I am seriously thinking about getting a road bike soon. I have a 22 year old Giant Sadona mountain bike (with 1.5 road tires) that I've been using for 25-30 mile rides on the road. I have heard some good reports from real people (not on the internet, but second hand through a friend) about buying from Bikesdirect.com. I noticed that in the manufacturer section of this forum Motobecane is not listed. Is there a reason for this?
I'm not in a rush for this since the season is near its end and I also want to buy Speedplay Frog pedals and some shoes to get used to on this old bike of mine before crashing with my new road bike.
I have definately been bittin buy road cycling, and can see myself going all out in this sport/hobby, but the funds are low and Motobecane seems like my best option. Any suggestions?
I got one with a carbon fiber fork/seat stays and the Ultegra 2x10 speed groupo.(but only part of the groupo, some things were Ritchy, like handle bars, and headset and seatpost, it has an FSA crank)
I LOVE the bike!!!
I love the groupo
I love the ride
I love the 18 pounds it weighs.
It has a nice set of hand made wheels.
The frame is good. The welds look fine.
However...there were compromises made.
It had a seat that was the single worst thing I ever sat on.
The tires and tubes are cheap. My tires are wearing out after less than 1000 miles.
The cables are cheap.
I did not know or have a choice on things like cranks, or front gears(it would come with one of 3 ratios/cranks-no choice)
There were several things I had no idea of what it would be.
Am I happy?
Would I do it again?
Would I recommend Motobecane?
Last edited by jeepster93; 08-21-2009 at 05:11 PM.
Thanks for the post. The bike in your photo looks like the one I'm thinking of buying. The only other thing i'm worrying about is ordering the right size. I hear so much about fitting a bike, and even though there is a great savings from BD, two thousand dollars is still a lot of money for me to spend on a bike that's not my size. Anyway, as I mentioned, I have a little while yet because I still want to get pedals and get used to (crash) on my old bike first. As it looks now, I might not be buying until next year. I would like to ride as far into the winter as I can, but daylight (or lack of it) is also something to think about.
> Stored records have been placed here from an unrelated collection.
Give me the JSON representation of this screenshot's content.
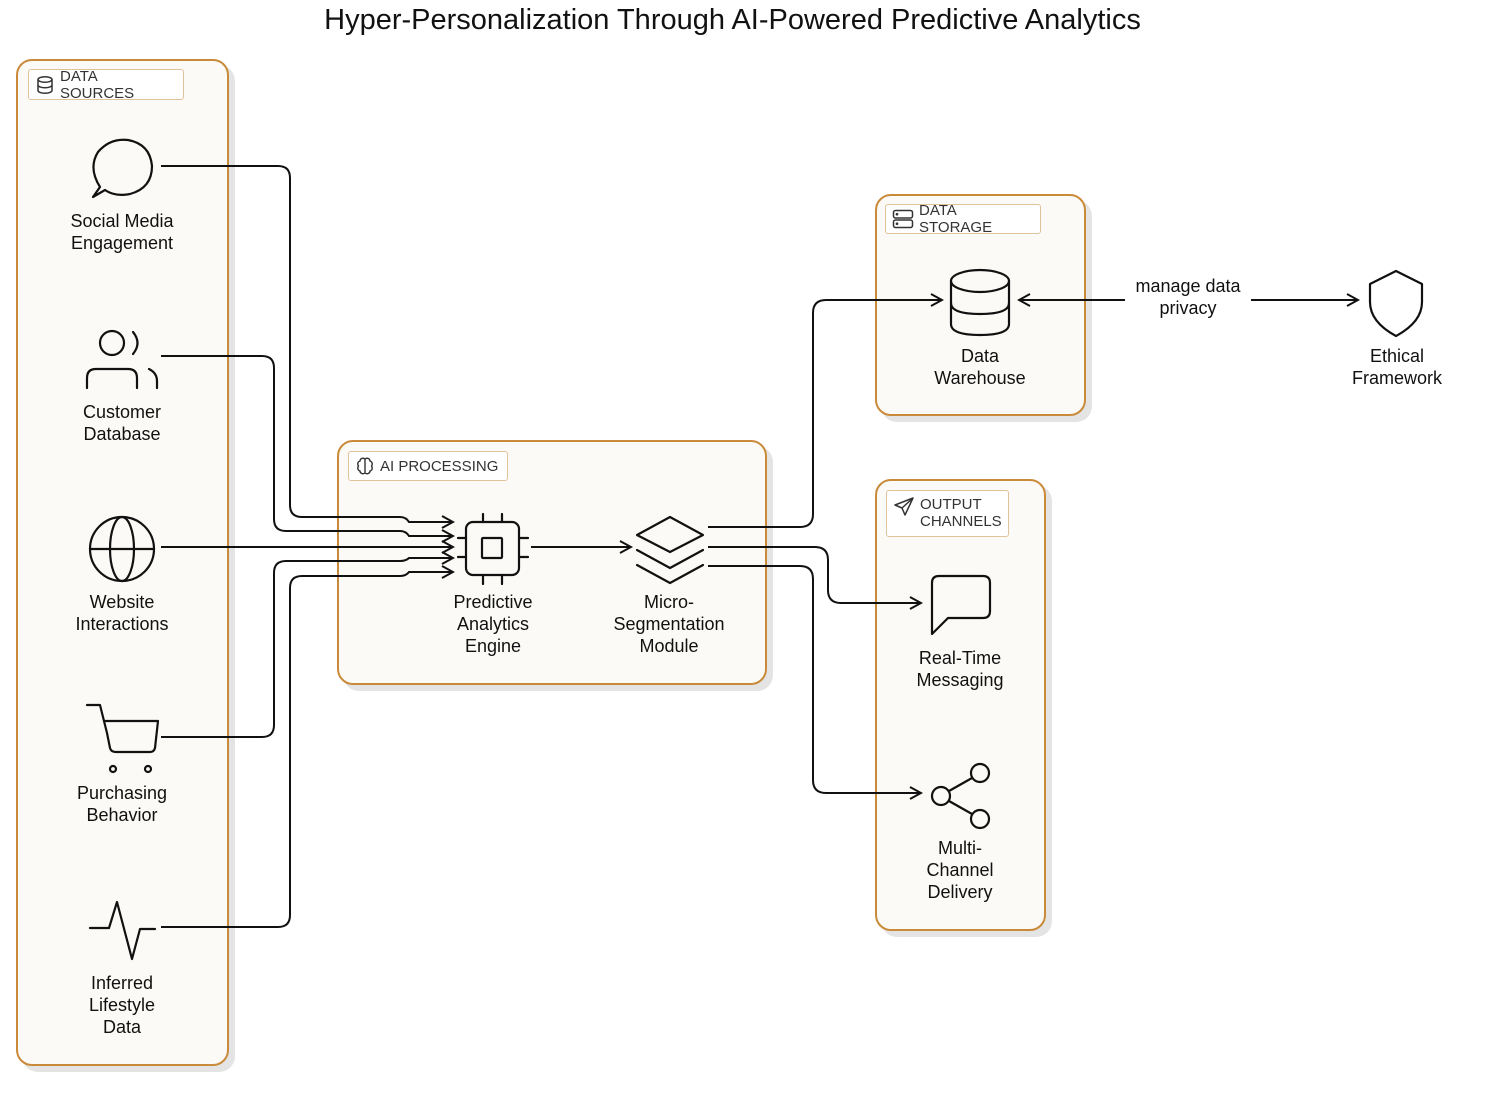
{
  "title": "Hyper-Personalization Through AI-Powered Predictive Analytics",
  "groups": {
    "data_sources": {
      "label": "DATA SOURCES",
      "icon": "database-icon"
    },
    "ai_processing": {
      "label": "AI PROCESSING",
      "icon": "brain-icon"
    },
    "data_storage": {
      "label": "DATA STORAGE",
      "icon": "server-icon"
    },
    "output_channels": {
      "label": "OUTPUT\nCHANNELS",
      "icon": "send-icon"
    }
  },
  "nodes": {
    "social_media": {
      "label": "Social Media\nEngagement",
      "icon": "chat-bubble-icon"
    },
    "customer_db": {
      "label": "Customer\nDatabase",
      "icon": "users-icon"
    },
    "website": {
      "label": "Website\nInteractions",
      "icon": "globe-icon"
    },
    "purchasing": {
      "label": "Purchasing\nBehavior",
      "icon": "shopping-cart-icon"
    },
    "lifestyle": {
      "label": "Inferred\nLifestyle\nData",
      "icon": "activity-icon"
    },
    "predictive": {
      "label": "Predictive\nAnalytics\nEngine",
      "icon": "cpu-icon"
    },
    "segmentation": {
      "label": "Micro-\nSegmentation\nModule",
      "icon": "layers-icon"
    },
    "warehouse": {
      "label": "Data\nWarehouse",
      "icon": "database-cylinder-icon"
    },
    "ethical": {
      "label": "Ethical\nFramework",
      "icon": "shield-icon"
    },
    "messaging": {
      "label": "Real-Time\nMessaging",
      "icon": "message-square-icon"
    },
    "multichannel": {
      "label": "Multi-\nChannel\nDelivery",
      "icon": "share-icon"
    }
  },
  "edges": [
    {
      "from": "social_media",
      "to": "predictive",
      "label": ""
    },
    {
      "from": "customer_db",
      "to": "predictive",
      "label": ""
    },
    {
      "from": "website",
      "to": "predictive",
      "label": ""
    },
    {
      "from": "purchasing",
      "to": "predictive",
      "label": ""
    },
    {
      "from": "lifestyle",
      "to": "predictive",
      "label": ""
    },
    {
      "from": "predictive",
      "to": "segmentation",
      "label": ""
    },
    {
      "from": "segmentation",
      "to": "warehouse",
      "label": ""
    },
    {
      "from": "segmentation",
      "to": "messaging",
      "label": ""
    },
    {
      "from": "segmentation",
      "to": "multichannel",
      "label": ""
    },
    {
      "from": "warehouse",
      "to": "ethical",
      "label": "manage data\nprivacy",
      "bidirectional": true
    }
  ],
  "colors": {
    "group_border": "#c98a3a",
    "group_fill": "#fbfaf6",
    "stroke": "#111111"
  }
}
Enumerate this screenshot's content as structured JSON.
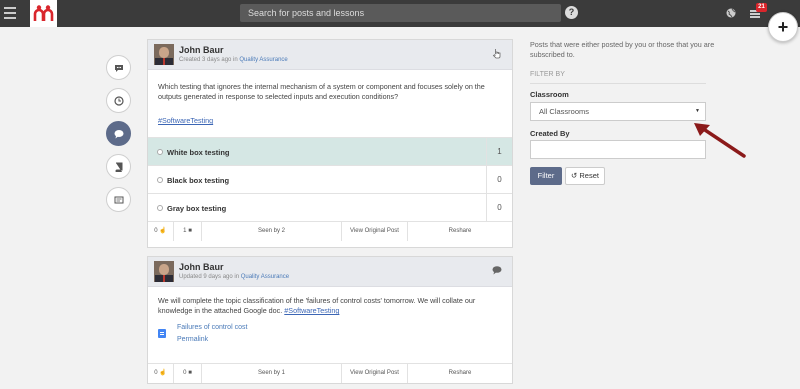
{
  "topbar": {
    "search_placeholder": "Search for posts and lessons",
    "help_label": "?",
    "notification_count": "21",
    "fab_label": "+"
  },
  "posts": [
    {
      "author": "John Baur",
      "meta_prefix": "Created 3 days ago in",
      "meta_classroom": "Quality Assurance",
      "body": "Which testing that ignores the internal mechanism of a system or component and focuses solely on the outputs generated in response to selected inputs and execution conditions?",
      "tag": "#SoftwareTesting",
      "options": [
        {
          "label": "White box testing",
          "count": "1",
          "selected": true
        },
        {
          "label": "Black box testing",
          "count": "0",
          "selected": false
        },
        {
          "label": "Gray box testing",
          "count": "0",
          "selected": false
        }
      ],
      "footer": {
        "likes": "0",
        "comments": "1",
        "seen": "Seen by 2",
        "view_original": "View Original Post",
        "reshare": "Reshare"
      }
    },
    {
      "author": "John Baur",
      "meta_prefix": "Updated 9 days ago in",
      "meta_classroom": "Quality Assurance",
      "body": "We will complete the topic classification of the 'failures of control costs' tomorrow. We will collate our knowledge in the attached Google doc.",
      "tag": "#SoftwareTesting",
      "attachment": {
        "title": "Failures of control cost",
        "permalink": "Permalink"
      },
      "footer": {
        "likes": "0",
        "comments": "0",
        "seen": "Seen by 1",
        "view_original": "View Original Post",
        "reshare": "Reshare"
      }
    }
  ],
  "filter": {
    "info": "Posts that were either posted by you or those that you are subscribed to.",
    "filter_by": "FILTER BY",
    "classroom_label": "Classroom",
    "classroom_value": "All Classrooms",
    "created_by_label": "Created By",
    "created_by_value": "",
    "filter_button": "Filter",
    "reset_button": "Reset"
  },
  "colors": {
    "topbar": "#3b3b3b",
    "accent": "#5d6b8a",
    "selected_option": "#d5e7e4",
    "arrow": "#8b1a1a",
    "badge": "#d9262c"
  }
}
Anyway, thanks for the post. I hope to hear from you if there are any developments (positive or negative) with your bike.
Have you thought of lookin at the bike at your local bike shop to get an idea of fit? You might talk to the owner of the shop and see if he can match the price, remember shipping and other costs involved with ordering online. I order a lot of stuff online since it is 50miles to the nearest city, and have to look at all factors to decide where to buy stuff. Just an idea.
My brother had a motobecane bike years ago and still talks about it, he had to sell it to survive, but otherwise he would still be riding it, so it is a great bike according to him, for whatever that might be worth. Good luck on your choice.
I got my main mountain bike through bikesdirect.com and I thought it was a good investment. Its a Windsor Cliff 4300 I think, I really wanted to buy from a LBS but all they had was expensive Giant bikes out of my price range and out of my skill level. I had my skeptics about getting a mail order bike but in reality it was so inexpensive that If I were to break something I could replace it with no worries. The only other thing that worried me was tune ups and etc. But buying online I learned some of the skills myself which I think is a better value towards me. If I were to buy another bike it would more then likely be another mail order bike from bikesdirect.com
nearly all higher end bikes do not include pedals, and while a bit humorous it's actually for a good reason. Most people buying low end bike are probably not going to use a cleat system and if they do it'll probably be an spd system so bike shops can just throw on a basic spd pedal and most will be happy. People who buy mid to high end bikes will almost always have a cleat system the prefer over the others, and since cleats are not compatible with different pedals bike shops and manufacturers will leave out pedals to keep the price down a bit by not including pedals with will probably be the first thing to be swapped out when the bike is bought
When you got your bike from BD, was the assembly difficult? I'm sure I can put some nuts and bolts together with directions ( I am mechanicly inclined) What I'm worried about is things like truing wheels, adjusting crank bearings, cables, and fine tuning.
BD seems like they cover themselves by saying the bike should be taken to a bike shop for assemble.
It was fairly easy to assemble.
It was VERY well packed and boxed, even UPS tried and could not tear up the package to the point of hurting the bike inside.
The fork is off, but the bearings and brakes are installed on it.
The handlebars are off, so is the bar stem, but the shifters, brakes and in my case with a road bike, the bar tape was already installed.
The seat needs mounting.
Pedals were not included with my bike.
You will need to string the brake cables and hook the brakes up, and adjust them.
You will need to set the proper angles for the handlebars(for a road bike).
You will need to adjust the shifting as the cables are strung but not adjusted.
Put air in the tires and install them...
You are with a ride-able bike!
About an hour for someone like me...a shade tree mechanic.
Not something I would do to an expensive product if I had NO mechanical skills.